What Parents Need to Know about the Hot Water Challenge


Water bubbles and boils on a gas stove or range in a home kitchen. Blue flame and stainless steel pot.Credit: RyersonClark/Getty

Just this week, an 11-year-old girl from the Bronx was severely burned when her 12-year-old friend poured scalding hot water on her during a sleepover. The victim suffered second-degree burns to to her face chest, back and shoulders and remains hospitalized. The “friend” was arrested.

Hundreds of You Tube videos feature both kids and adults dousing their friends and themselves in boiling water and the most extreme videos have hundreds of thousands of views. We know that kids are especially susceptible to peer pressure and FOMO (fear of missing out) with the advent of social media, they don’t have hundreds of peers, they potentially have millions that can impact their thoughts and actions within minutes. Though some online challenges like the “Mannequin Challenge” are harmless, others are downright dangerous, and they’re becoming increasingly common, especially as kids post these videos on social media and get a round of applause in the form of “likes” from their friends. If you’ve got kids in your life, here’s some things you can do to minimize their risk:

  1. Talk with them about the dangers associated with The Hot Water Challenge and viral challenges in general.

  2. Check their YouTube settings to make sure that content inappropriate for kids is filtered.

  3. When kids are viewing videos, an adult should be in the room, or at least occasionally glancing over their shoulder.
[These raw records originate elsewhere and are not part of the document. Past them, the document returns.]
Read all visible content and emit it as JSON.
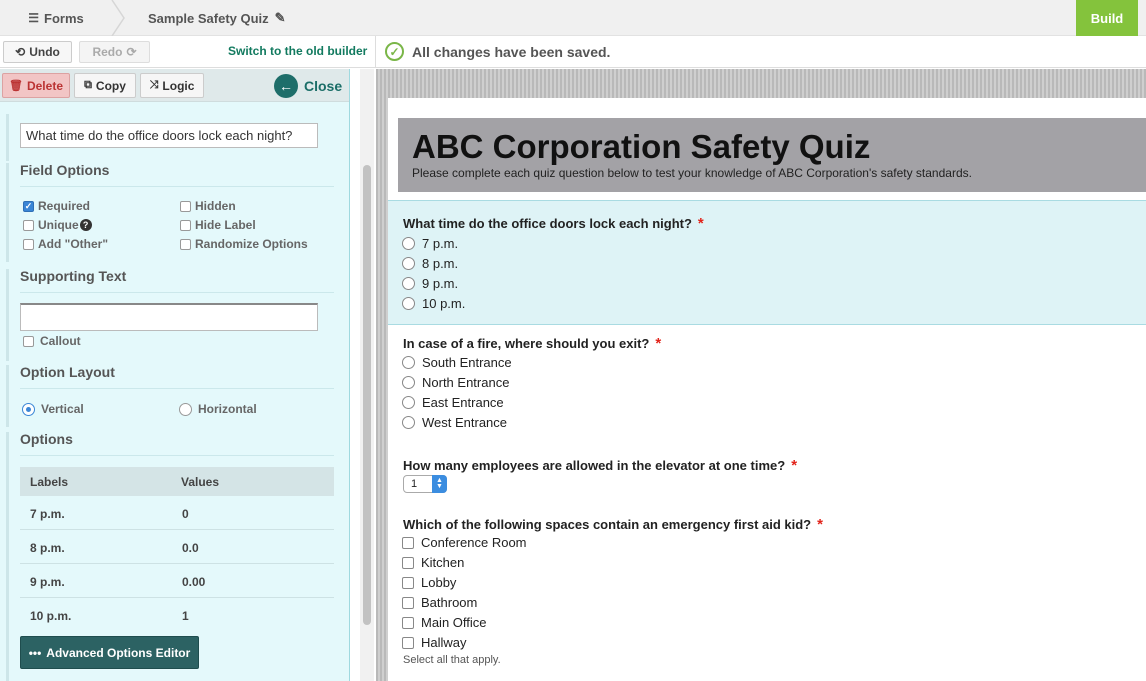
{
  "topbar": {
    "forms_label": "Forms",
    "form_name": "Sample Safety Quiz",
    "build_label": "Build"
  },
  "toolbar": {
    "undo_label": "Undo",
    "redo_label": "Redo",
    "old_builder_label": "Switch to the old builder",
    "saved_status": "All changes have been saved."
  },
  "field_panel": {
    "delete_label": "Delete",
    "copy_label": "Copy",
    "logic_label": "Logic",
    "close_label": "Close",
    "field_label_value": "What time do the office doors lock each night?",
    "field_options_title": "Field Options",
    "options_checkboxes": [
      {
        "label": "Required",
        "checked": true
      },
      {
        "label": "Hidden",
        "checked": false
      },
      {
        "label": "Unique",
        "checked": false
      },
      {
        "label": "Hide Label",
        "checked": false
      },
      {
        "label": "Add \"Other\"",
        "checked": false
      },
      {
        "label": "Randomize Options",
        "checked": false
      }
    ],
    "supporting_text_title": "Supporting Text",
    "supporting_text_value": "",
    "callout_label": "Callout",
    "option_layout_title": "Option Layout",
    "layout_vertical": "Vertical",
    "layout_horizontal": "Horizontal",
    "options_title": "Options",
    "table_headers": {
      "labels": "Labels",
      "values": "Values"
    },
    "option_rows": [
      {
        "label": "7 p.m.",
        "value": "0"
      },
      {
        "label": "8 p.m.",
        "value": "0.0"
      },
      {
        "label": "9 p.m.",
        "value": "0.00"
      },
      {
        "label": "10 p.m.",
        "value": "1"
      }
    ],
    "advanced_label": "Advanced Options Editor"
  },
  "form": {
    "title": "ABC Corporation Safety Quiz",
    "description": "Please complete each quiz question below to test your knowledge of ABC Corporation's safety standards.",
    "required_mark": "*",
    "questions": [
      {
        "title": "What time do the office doors lock each night?",
        "options": [
          "7 p.m.",
          "8 p.m.",
          "9 p.m.",
          "10 p.m."
        ]
      },
      {
        "title": "In case of a fire, where should you exit?",
        "options": [
          "South Entrance",
          "North Entrance",
          "East Entrance",
          "West Entrance"
        ]
      },
      {
        "title": "How many employees are allowed in the elevator at one time?",
        "selected": "1"
      },
      {
        "title": "Which of the following spaces contain an emergency first aid kid?",
        "options": [
          "Conference Room",
          "Kitchen",
          "Lobby",
          "Bathroom",
          "Main Office",
          "Hallway"
        ],
        "help": "Select all that apply."
      }
    ]
  },
  "colors": {
    "build": "#84c33c",
    "panel_bg": "#e4f9fb",
    "accent_teal": "#1b6e68",
    "required_red": "#e2231a",
    "form_header": "#a3a2a6"
  }
}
  4. It’s a good idea to both monitor (using tracking apps and shared log-ins) and limit the use of social media.

  5. Stay on top of online trends, viral videos and social media happenings

  6. Address issues head-on when they arise with your kids, but work to keep the lines of communication open.